## ASSIGNMENT
Within the records that follow, find every line containing the string "JSON". Copy those lines.
● ● ● ● ●
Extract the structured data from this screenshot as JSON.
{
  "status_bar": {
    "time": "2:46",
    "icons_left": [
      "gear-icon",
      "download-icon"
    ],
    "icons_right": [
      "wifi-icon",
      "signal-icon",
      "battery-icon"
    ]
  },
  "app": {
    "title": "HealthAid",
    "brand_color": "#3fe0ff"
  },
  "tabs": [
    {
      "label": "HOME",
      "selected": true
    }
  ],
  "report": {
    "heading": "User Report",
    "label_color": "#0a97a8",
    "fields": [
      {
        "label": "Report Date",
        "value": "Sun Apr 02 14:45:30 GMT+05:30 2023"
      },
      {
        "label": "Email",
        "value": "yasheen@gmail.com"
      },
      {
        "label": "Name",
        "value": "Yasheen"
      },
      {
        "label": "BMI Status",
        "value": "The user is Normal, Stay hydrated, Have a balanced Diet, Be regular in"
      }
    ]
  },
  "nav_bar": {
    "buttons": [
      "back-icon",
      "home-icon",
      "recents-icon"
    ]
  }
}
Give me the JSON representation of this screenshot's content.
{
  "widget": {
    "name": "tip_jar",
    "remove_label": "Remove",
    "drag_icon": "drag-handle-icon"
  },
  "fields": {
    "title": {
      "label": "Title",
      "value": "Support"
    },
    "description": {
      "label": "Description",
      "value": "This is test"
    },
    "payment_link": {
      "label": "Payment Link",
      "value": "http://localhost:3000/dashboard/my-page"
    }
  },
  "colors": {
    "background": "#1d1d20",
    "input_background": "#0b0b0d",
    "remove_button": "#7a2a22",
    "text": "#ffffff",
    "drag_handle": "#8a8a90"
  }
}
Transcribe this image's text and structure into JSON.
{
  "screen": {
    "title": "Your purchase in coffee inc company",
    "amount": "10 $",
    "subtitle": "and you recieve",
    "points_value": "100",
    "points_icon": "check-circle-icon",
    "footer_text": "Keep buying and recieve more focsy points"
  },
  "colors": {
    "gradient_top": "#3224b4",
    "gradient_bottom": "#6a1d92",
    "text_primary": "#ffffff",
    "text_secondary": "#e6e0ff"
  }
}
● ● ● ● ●
## TASK RESPONSE
Extract the structured data from this screenshot as JSON.
Give me the JSON representation of this screenshot's content.
Transcribe this image's text and structure into JSON.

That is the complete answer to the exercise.